Iran—a country of more than 80 million—is incredibly diverse, a patchwork of languages and cultures. In Everyday Iran, Cambridge University anthropologist de Waal focuses on life in the capital city of Fars province, Shiraz, and the Fars tribal hinterlands. Traveling to the province periodically between 2007 and 2012, she looks at villages and towns and describes individuals and families from different socioeconomic backgrounds, providing interesting color on how the controversial 2009 elections transpired in a province unseen by most journalists. Her narrative is refreshingly free-flowing and unencumbered by academic jargon.
Alas, aside from providing colorful anecdotes, Everyday Iran adds little to understanding the country or the considerable scholarship surrounding it. De Waal seems not to know Persian and consults none of the considerable Persian literature surrounding Fars province, such as Mirza Hasan Fasaʾi's nineteenth century masterwork, the Farsnameh-ye Naseri. And while she lists anthropologist Lois Beck's extensive work in the area in her bibliography, her effort fails to match Beck's rigor or revise her understandings.
When it comes to U.S. policy toward Iran, de Waal is sloppy and too ready to embrace conspiracy. She posits that Washington's "disproportionate focus" on Iran and U.S.-imposed sanctions, for example, are motivated by the "humiliation" of the 1979 hostage crisis—never mind Tehran's unrepentant terrorism, its cheating on nuclear accords, and its threats to eradicate Israel. She blames the "Jewish lobby" for tightening the screws on Iran, seemingly unaware that the U.S. Senate, including members whose constituencies contain few Jews, voted on occasion 100-0 to increase sanctions. Nor does she remark on the multilateral nature of many of the restrictive measures. Too willing to take her interlocutors at their word, she attributes shortages of medicines to sanctions (they are exempted) even as she quotes Iranians who speak of seeing Lamborghinis on the streets.

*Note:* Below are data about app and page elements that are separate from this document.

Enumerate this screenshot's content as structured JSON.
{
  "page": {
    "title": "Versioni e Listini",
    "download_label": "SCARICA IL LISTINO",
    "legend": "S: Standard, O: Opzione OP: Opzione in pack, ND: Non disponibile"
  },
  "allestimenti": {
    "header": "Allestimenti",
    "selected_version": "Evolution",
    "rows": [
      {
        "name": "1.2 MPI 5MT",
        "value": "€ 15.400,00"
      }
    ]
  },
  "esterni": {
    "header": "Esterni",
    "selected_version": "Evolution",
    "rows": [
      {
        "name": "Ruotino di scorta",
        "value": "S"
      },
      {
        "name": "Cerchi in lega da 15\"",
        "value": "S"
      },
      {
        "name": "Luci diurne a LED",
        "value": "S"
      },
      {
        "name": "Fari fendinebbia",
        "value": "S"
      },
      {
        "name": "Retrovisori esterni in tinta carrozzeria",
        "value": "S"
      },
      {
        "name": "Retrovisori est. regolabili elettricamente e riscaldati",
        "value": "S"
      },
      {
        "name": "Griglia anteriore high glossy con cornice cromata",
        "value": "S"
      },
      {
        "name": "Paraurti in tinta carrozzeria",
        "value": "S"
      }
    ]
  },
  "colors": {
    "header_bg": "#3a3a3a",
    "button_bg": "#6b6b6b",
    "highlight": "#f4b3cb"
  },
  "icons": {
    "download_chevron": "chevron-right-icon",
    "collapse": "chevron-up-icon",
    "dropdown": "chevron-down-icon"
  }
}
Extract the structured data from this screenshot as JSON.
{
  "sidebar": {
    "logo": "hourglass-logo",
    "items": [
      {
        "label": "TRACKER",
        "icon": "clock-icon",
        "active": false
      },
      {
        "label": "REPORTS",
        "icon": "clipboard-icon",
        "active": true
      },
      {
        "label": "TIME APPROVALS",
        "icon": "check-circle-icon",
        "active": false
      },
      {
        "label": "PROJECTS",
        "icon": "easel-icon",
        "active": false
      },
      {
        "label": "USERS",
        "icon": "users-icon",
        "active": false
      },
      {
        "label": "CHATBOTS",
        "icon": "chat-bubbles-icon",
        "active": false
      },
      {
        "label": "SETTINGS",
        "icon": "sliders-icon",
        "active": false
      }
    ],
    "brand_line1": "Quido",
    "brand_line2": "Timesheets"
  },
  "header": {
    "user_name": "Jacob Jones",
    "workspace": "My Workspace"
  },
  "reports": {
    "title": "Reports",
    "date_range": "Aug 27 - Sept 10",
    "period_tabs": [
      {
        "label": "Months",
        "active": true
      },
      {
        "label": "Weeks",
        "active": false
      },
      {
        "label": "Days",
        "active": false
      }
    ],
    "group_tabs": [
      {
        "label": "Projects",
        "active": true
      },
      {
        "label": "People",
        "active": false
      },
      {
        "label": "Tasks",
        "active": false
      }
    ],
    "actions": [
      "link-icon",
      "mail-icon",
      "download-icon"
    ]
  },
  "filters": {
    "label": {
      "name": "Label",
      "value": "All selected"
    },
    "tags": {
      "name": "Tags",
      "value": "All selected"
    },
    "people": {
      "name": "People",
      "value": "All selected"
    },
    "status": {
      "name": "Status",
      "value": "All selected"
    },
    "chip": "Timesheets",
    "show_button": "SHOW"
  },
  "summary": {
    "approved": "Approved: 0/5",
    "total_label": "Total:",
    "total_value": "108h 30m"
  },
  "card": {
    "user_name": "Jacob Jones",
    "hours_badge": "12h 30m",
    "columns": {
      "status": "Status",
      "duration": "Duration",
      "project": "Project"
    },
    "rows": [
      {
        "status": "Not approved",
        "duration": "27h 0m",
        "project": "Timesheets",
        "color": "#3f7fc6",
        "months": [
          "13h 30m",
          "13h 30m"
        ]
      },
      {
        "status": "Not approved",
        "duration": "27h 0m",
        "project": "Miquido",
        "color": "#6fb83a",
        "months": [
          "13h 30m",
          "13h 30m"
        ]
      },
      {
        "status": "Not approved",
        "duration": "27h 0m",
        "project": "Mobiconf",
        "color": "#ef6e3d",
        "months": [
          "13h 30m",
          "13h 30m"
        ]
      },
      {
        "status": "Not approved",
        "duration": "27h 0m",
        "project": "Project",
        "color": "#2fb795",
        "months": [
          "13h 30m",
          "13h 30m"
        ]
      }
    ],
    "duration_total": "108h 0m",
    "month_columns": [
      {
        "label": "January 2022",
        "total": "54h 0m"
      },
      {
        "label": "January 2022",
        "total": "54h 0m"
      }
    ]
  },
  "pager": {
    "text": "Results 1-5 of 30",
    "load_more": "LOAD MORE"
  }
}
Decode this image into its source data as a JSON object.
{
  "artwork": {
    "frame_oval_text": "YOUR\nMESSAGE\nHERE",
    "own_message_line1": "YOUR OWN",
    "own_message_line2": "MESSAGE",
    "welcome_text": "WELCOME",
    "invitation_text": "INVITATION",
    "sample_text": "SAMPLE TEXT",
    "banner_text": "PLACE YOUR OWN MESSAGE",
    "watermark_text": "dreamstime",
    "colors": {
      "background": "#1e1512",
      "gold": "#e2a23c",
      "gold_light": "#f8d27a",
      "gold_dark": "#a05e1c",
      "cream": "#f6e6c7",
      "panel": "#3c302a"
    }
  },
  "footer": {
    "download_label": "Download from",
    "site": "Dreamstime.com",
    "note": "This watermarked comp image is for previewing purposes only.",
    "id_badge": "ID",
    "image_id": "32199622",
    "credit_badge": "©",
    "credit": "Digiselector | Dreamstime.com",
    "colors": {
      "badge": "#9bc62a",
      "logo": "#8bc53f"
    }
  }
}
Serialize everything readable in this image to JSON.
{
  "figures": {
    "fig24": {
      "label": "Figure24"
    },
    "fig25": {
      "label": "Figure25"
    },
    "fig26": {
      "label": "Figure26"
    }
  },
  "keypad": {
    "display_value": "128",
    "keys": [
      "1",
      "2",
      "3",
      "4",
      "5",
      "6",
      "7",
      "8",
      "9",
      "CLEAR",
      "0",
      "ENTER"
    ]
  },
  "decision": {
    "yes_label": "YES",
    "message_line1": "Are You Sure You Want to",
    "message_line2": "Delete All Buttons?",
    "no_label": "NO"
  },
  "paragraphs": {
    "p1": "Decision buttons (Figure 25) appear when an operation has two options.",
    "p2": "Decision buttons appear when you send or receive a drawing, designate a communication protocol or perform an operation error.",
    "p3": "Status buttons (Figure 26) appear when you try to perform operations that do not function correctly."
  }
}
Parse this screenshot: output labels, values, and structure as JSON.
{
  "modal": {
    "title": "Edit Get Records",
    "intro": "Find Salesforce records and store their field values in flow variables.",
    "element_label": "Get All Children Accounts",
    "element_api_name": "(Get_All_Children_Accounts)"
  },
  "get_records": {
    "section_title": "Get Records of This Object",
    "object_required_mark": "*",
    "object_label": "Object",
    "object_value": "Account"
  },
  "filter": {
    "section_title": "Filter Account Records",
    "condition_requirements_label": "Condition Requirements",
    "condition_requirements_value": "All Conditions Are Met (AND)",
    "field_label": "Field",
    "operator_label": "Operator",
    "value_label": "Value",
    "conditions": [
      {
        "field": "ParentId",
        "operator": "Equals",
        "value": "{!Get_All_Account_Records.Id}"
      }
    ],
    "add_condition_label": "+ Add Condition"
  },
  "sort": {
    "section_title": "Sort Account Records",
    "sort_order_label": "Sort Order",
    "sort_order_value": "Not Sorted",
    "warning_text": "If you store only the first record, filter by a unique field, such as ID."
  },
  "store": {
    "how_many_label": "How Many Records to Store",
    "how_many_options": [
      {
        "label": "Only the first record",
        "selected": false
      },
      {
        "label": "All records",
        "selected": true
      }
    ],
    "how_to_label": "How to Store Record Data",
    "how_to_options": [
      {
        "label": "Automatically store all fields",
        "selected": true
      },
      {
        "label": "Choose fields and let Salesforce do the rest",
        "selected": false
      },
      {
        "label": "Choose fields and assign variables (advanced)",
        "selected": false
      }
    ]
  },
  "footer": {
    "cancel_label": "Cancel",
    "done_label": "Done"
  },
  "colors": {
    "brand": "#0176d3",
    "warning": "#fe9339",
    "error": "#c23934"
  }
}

Nor does de Waal have a good grasp of Iranian history. She equates the 1979 seizure of American hostages and the 1953 ouster of Iranian prime minister Mohammed Mosaddeq as moral equivalents and equal impediments to rapprochement but seems unaware that many in Iran, including the conservative clergy whose spiritual descendants lead Iran today, supported the leftist premier's ouster.
The constraints of her experience also lead to questionable conclusions. She somehow blames sanctions and the threat of an Israeli air-strike for a rise in street crime. Yet even in the 1990s, Iranians themselves told cautionary tales of high street crime. And asserting that "body-building is big at the moment" in Iran is the equivalent of saying "ice-hockey is big at the moment" in Canada.
In essence, Everyday Iran is a glorified travelogue. Read as such, it can be entertaining. De Waal is certainly right that to understand Iran requires understanding the provinces as well as the capital. But if the goal is to really illuminate Iran, her work falls far short.